• [Aim of the task]: Set down the data again exactly. Pictures are not part of the copy.

• [Study material]:
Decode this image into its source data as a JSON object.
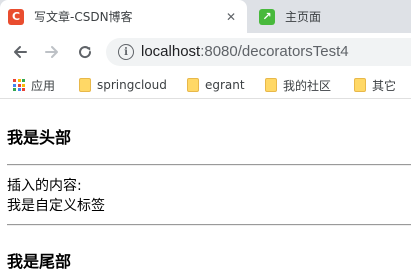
{
  "tabs": [
    {
      "title": "写文章-CSDN博客",
      "favicon_letter": "C",
      "favicon_color": "#e94d2f",
      "close_glyph": "✕",
      "active": true
    },
    {
      "title": "主页面",
      "favicon_letter": "↗",
      "favicon_color": "#48b93c",
      "active": false
    }
  ],
  "toolbar": {
    "back_icon": "arrow-left",
    "forward_icon": "arrow-right",
    "reload_icon": "reload",
    "info_glyph": "i"
  },
  "address": {
    "host": "localhost",
    "path": ":8080/decoratorsTest4"
  },
  "bookmarks": [
    {
      "label": "应用",
      "icon": "apps-grid"
    },
    {
      "label": "springcloud",
      "icon": "folder"
    },
    {
      "label": "egrant",
      "icon": "folder"
    },
    {
      "label": "我的社区",
      "icon": "folder"
    },
    {
      "label": "其它",
      "icon": "folder"
    }
  ],
  "apps_grid_colors": [
    "#ea4335",
    "#fbbc05",
    "#34a853",
    "#4285f4",
    "#ea4335",
    "#fbbc05",
    "#34a853",
    "#4285f4",
    "#ea4335"
  ],
  "page": {
    "header": "我是头部",
    "inserted_label": "插入的内容:",
    "custom_tag": "我是自定义标签",
    "footer": "我是尾部"
  }
}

• [Expected output]:
Decode this image into its source data as a JSON object.
{
  "tabs": [
    {
      "title": "写文章-CSDN博客",
      "favicon_letter": "C",
      "favicon_color": "#e94d2f",
      "close_glyph": "✕",
      "active": true
    },
    {
      "title": "主页面",
      "favicon_letter": "↗",
      "favicon_color": "#48b93c",
      "active": false
    }
  ],
  "toolbar": {
    "back_icon": "arrow-left",
    "forward_icon": "arrow-right",
    "reload_icon": "reload",
    "info_glyph": "i"
  },
  "address": {
    "host": "localhost",
    "path": ":8080/decoratorsTest4"
  },
  "bookmarks": [
    {
      "label": "应用",
      "icon": "apps-grid"
    },
    {
      "label": "springcloud",
      "icon": "folder"
    },
    {
      "label": "egrant",
      "icon": "folder"
    },
    {
      "label": "我的社区",
      "icon": "folder"
    },
    {
      "label": "其它",
      "icon": "folder"
    }
  ],
  "apps_grid_colors": [
    "#ea4335",
    "#fbbc05",
    "#34a853",
    "#4285f4",
    "#ea4335",
    "#fbbc05",
    "#34a853",
    "#4285f4",
    "#ea4335"
  ],
  "page": {
    "header": "我是头部",
    "inserted_label": "插入的内容:",
    "custom_tag": "我是自定义标签",
    "footer": "我是尾部"
  }
}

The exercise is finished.